A traditional hedge against uncertainty at home is to invest elsewhere in the world, where differing conditions should prevail. Yet as trade becomes increasingly globalized, there’s a rising correlation of performance among stocks around the world. Blackrock reported that between 1980 and 1989, the correlation between the movements in U.S. and international stocks was a modest 0.47 — meaning these investments tracked one another less than half the time. However, more recently this correlation has increased to 0.88, which approaches synchronicity.

Clearly, diversification isn’t what it used to be. This change poses a problem for investors who believe they are diversified because they own a mix of domestic and international stocks. Even balancing a portfolio with bonds does little to help.

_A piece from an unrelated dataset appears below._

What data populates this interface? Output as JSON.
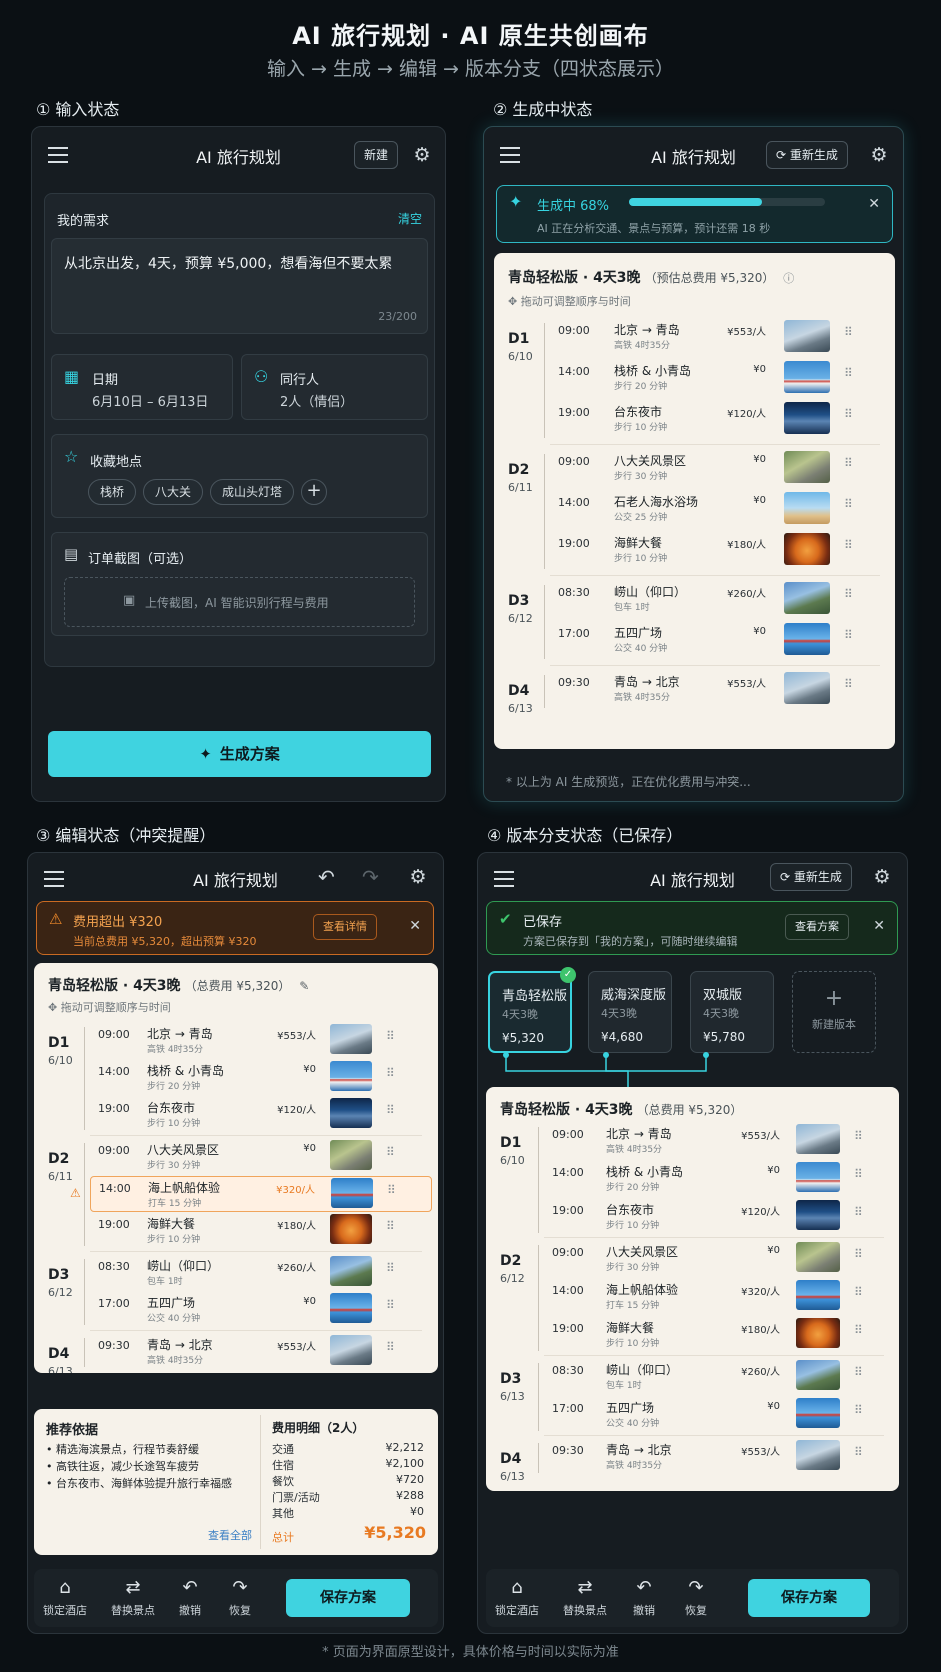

A traditional portfolio of 60% stocks and 40% bonds experienced an astonishingly high correlation of 0.99 to a stock-only portfolio for the entirety of the 1990s.

By contrast, as recently as the third quarter of 2016, the correlation between gold futures and the S&P 500 was 0.63. The long-term correlation is a tiny 0.06, according to 30 years of data from FactSet.

3. A New Presidency Brings Uncertainty

In these early days of the Trump presidency, the administration’s long-term policies remain unclear. It’s true that the equities market continues to hit new highs on expectations of a friendlier business environment, but it’s unclear how long that growth will continue. High share prices mean investors will need to see remarkable returns from companies in the next several quarters, and some firms will surely fail to deliver because their high valuations are based less on fundamentals and more on aspirations.

Gold, however, is finite and, compared with stocks, its value may be influenced less by promises, whether kept or not, of decreased regulations, tax cuts and infrastructure building. The managing director of GoldSilver central illustrated this preference for gold amid a murky future. Brian Lan remarked: “Buying shows that people are looking ahead this week with Trump's inauguration and discussions on Brexit. There is a lot of uncertainty moving forward."

The bottom line: There are certainly good reasons to consider holding more gold in 2017. However, the metal, like any other investment, is best considered as a small part of a larger picture. In the long run, gold has not been a winning investment; its inflation-adjusted annualized return between 1900 and 2011 is just 1.0%, compared to 5.4% for stocks. At most, consider a small holding of gold not to exceed 10%. If you anticipate making drawdowns from your portfolio in the near term, you may want to consider an even- smaller exposure.

Justin Song

Justin is a Sr. Research Analyst at ValuePenguin, focusing on small business lending. He was a corporate strategy associate at IBM.